BEGIN
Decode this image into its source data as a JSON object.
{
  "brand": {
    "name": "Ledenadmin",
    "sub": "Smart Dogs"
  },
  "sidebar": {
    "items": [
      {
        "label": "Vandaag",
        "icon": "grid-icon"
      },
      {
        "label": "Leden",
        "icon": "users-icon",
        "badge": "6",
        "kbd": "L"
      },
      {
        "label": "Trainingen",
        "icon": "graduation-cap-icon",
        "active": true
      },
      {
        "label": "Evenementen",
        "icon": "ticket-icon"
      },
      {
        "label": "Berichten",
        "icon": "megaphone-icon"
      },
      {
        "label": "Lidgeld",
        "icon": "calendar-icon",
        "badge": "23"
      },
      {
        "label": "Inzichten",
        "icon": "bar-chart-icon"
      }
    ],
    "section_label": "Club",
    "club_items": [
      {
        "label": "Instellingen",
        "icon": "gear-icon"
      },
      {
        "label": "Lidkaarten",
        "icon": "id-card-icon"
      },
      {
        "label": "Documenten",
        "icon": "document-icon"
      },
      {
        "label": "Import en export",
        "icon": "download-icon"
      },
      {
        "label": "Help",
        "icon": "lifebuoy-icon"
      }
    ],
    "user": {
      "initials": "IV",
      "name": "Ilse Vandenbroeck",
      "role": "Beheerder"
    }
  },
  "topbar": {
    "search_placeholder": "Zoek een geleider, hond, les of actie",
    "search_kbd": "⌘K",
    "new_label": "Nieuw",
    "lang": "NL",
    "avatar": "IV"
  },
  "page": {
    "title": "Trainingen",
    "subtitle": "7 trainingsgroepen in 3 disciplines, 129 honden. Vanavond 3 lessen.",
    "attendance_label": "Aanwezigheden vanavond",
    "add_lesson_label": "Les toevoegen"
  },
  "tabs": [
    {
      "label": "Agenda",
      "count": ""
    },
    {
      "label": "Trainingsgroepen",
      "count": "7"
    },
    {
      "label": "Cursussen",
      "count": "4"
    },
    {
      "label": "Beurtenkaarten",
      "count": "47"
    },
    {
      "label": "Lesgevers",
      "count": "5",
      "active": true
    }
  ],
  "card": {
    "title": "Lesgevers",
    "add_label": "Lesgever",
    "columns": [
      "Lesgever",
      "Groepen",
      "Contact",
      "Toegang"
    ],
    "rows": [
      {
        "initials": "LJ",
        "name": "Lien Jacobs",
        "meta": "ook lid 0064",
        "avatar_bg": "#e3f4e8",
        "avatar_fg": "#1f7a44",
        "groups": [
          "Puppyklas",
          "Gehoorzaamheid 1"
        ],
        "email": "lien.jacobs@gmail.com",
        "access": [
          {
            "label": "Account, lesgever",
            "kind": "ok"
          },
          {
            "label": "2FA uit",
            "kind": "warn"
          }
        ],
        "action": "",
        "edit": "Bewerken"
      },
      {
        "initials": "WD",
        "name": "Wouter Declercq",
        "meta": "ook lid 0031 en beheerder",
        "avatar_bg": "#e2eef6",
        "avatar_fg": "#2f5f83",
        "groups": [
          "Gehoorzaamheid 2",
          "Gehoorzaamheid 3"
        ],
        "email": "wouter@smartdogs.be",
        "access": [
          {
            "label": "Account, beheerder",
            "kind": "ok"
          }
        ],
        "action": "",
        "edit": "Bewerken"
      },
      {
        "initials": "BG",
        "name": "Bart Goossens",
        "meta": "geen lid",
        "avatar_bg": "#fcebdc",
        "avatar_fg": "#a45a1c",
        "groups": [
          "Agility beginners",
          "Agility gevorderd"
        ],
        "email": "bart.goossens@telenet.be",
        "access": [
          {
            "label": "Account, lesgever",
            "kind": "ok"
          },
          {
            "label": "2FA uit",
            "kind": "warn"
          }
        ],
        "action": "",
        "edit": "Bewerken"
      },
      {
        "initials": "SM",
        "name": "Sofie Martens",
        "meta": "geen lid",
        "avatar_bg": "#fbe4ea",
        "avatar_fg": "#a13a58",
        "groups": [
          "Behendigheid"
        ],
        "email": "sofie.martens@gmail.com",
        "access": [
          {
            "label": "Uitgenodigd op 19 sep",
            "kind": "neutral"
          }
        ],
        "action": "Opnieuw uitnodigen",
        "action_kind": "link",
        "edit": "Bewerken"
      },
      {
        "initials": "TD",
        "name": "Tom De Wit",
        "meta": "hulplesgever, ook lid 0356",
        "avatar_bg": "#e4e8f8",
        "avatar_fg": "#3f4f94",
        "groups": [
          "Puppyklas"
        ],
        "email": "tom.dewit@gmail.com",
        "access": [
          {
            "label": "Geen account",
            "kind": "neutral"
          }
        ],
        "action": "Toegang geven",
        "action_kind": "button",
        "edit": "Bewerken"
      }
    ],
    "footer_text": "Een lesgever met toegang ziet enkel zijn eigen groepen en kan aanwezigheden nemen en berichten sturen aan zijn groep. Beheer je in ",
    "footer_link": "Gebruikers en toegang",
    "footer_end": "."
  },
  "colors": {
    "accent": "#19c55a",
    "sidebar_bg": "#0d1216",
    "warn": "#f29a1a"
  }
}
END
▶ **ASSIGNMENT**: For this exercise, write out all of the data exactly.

▶ **RESULT**:
Decode this image into its source data as a JSON object.
{
  "brand": {
    "name": "Ledenadmin",
    "sub": "Smart Dogs"
  },
  "sidebar": {
    "items": [
      {
        "label": "Vandaag",
        "icon": "grid-icon"
      },
      {
        "label": "Leden",
        "icon": "users-icon",
        "badge": "6",
        "kbd": "L"
      },
      {
        "label": "Trainingen",
        "icon": "graduation-cap-icon",
        "active": true
      },
      {
        "label": "Evenementen",
        "icon": "ticket-icon"
      },
      {
        "label": "Berichten",
        "icon": "megaphone-icon"
      },
      {
        "label": "Lidgeld",
        "icon": "calendar-icon",
        "badge": "23"
      },
      {
        "label": "Inzichten",
        "icon": "bar-chart-icon"
      }
    ],
    "section_label": "Club",
    "club_items": [
      {
        "label": "Instellingen",
        "icon": "gear-icon"
      },
      {
        "label": "Lidkaarten",
        "icon": "id-card-icon"
      },
      {
        "label": "Documenten",
        "icon": "document-icon"
      },
      {
        "label": "Import en export",
        "icon": "download-icon"
      },
      {
        "label": "Help",
        "icon": "lifebuoy-icon"
      }
    ],
    "user": {
      "initials": "IV",
      "name": "Ilse Vandenbroeck",
      "role": "Beheerder"
    }
  },
  "topbar": {
    "search_placeholder": "Zoek een geleider, hond, les of actie",
    "search_kbd": "⌘K",
    "new_label": "Nieuw",
    "lang": "NL",
    "avatar": "IV"
  },
  "page": {
    "title": "Trainingen",
    "subtitle": "7 trainingsgroepen in 3 disciplines, 129 honden. Vanavond 3 lessen.",
    "attendance_label": "Aanwezigheden vanavond",
    "add_lesson_label": "Les toevoegen"
  },
  "tabs": [
    {
      "label": "Agenda",
      "count": ""
    },
    {
      "label": "Trainingsgroepen",
      "count": "7"
    },
    {
      "label": "Cursussen",
      "count": "4"
    },
    {
      "label": "Beurtenkaarten",
      "count": "47"
    },
    {
      "label": "Lesgevers",
      "count": "5",
      "active": true
    }
  ],
  "card": {
    "title": "Lesgevers",
    "add_label": "Lesgever",
    "columns": [
      "Lesgever",
      "Groepen",
      "Contact",
      "Toegang"
    ],
    "rows": [
      {
        "initials": "LJ",
        "name": "Lien Jacobs",
        "meta": "ook lid 0064",
        "avatar_bg": "#e3f4e8",
        "avatar_fg": "#1f7a44",
        "groups": [
          "Puppyklas",
          "Gehoorzaamheid 1"
        ],
        "email": "lien.jacobs@gmail.com",
        "access": [
          {
            "label": "Account, lesgever",
            "kind": "ok"
          },
          {
            "label": "2FA uit",
            "kind": "warn"
          }
        ],
        "action": "",
        "edit": "Bewerken"
      },
      {
        "initials": "WD",
        "name": "Wouter Declercq",
        "meta": "ook lid 0031 en beheerder",
        "avatar_bg": "#e2eef6",
        "avatar_fg": "#2f5f83",
        "groups": [
          "Gehoorzaamheid 2",
          "Gehoorzaamheid 3"
        ],
        "email": "wouter@smartdogs.be",
        "access": [
          {
            "label": "Account, beheerder",
            "kind": "ok"
          }
        ],
        "action": "",
        "edit": "Bewerken"
      },
      {
        "initials": "BG",
        "name": "Bart Goossens",
        "meta": "geen lid",
        "avatar_bg": "#fcebdc",
        "avatar_fg": "#a45a1c",
        "groups": [
          "Agility beginners",
          "Agility gevorderd"
        ],
        "email": "bart.goossens@telenet.be",
        "access": [
          {
            "label": "Account, lesgever",
            "kind": "ok"
          },
          {
            "label": "2FA uit",
            "kind": "warn"
          }
        ],
        "action": "",
        "edit": "Bewerken"
      },
      {
        "initials": "SM",
        "name": "Sofie Martens",
        "meta": "geen lid",
        "avatar_bg": "#fbe4ea",
        "avatar_fg": "#a13a58",
        "groups": [
          "Behendigheid"
        ],
        "email": "sofie.martens@gmail.com",
        "access": [
          {
            "label": "Uitgenodigd op 19 sep",
            "kind": "neutral"
          }
        ],
        "action": "Opnieuw uitnodigen",
        "action_kind": "link",
        "edit": "Bewerken"
      },
      {
        "initials": "TD",
        "name": "Tom De Wit",
        "meta": "hulplesgever, ook lid 0356",
        "avatar_bg": "#e4e8f8",
        "avatar_fg": "#3f4f94",
        "groups": [
          "Puppyklas"
        ],
        "email": "tom.dewit@gmail.com",
        "access": [
          {
            "label": "Geen account",
            "kind": "neutral"
          }
        ],
        "action": "Toegang geven",
        "action_kind": "button",
        "edit": "Bewerken"
      }
    ],
    "footer_text": "Een lesgever met toegang ziet enkel zijn eigen groepen en kan aanwezigheden nemen en berichten sturen aan zijn groep. Beheer je in ",
    "footer_link": "Gebruikers en toegang",
    "footer_end": "."
  },
  "colors": {
    "accent": "#19c55a",
    "sidebar_bg": "#0d1216",
    "warn": "#f29a1a"
  }
}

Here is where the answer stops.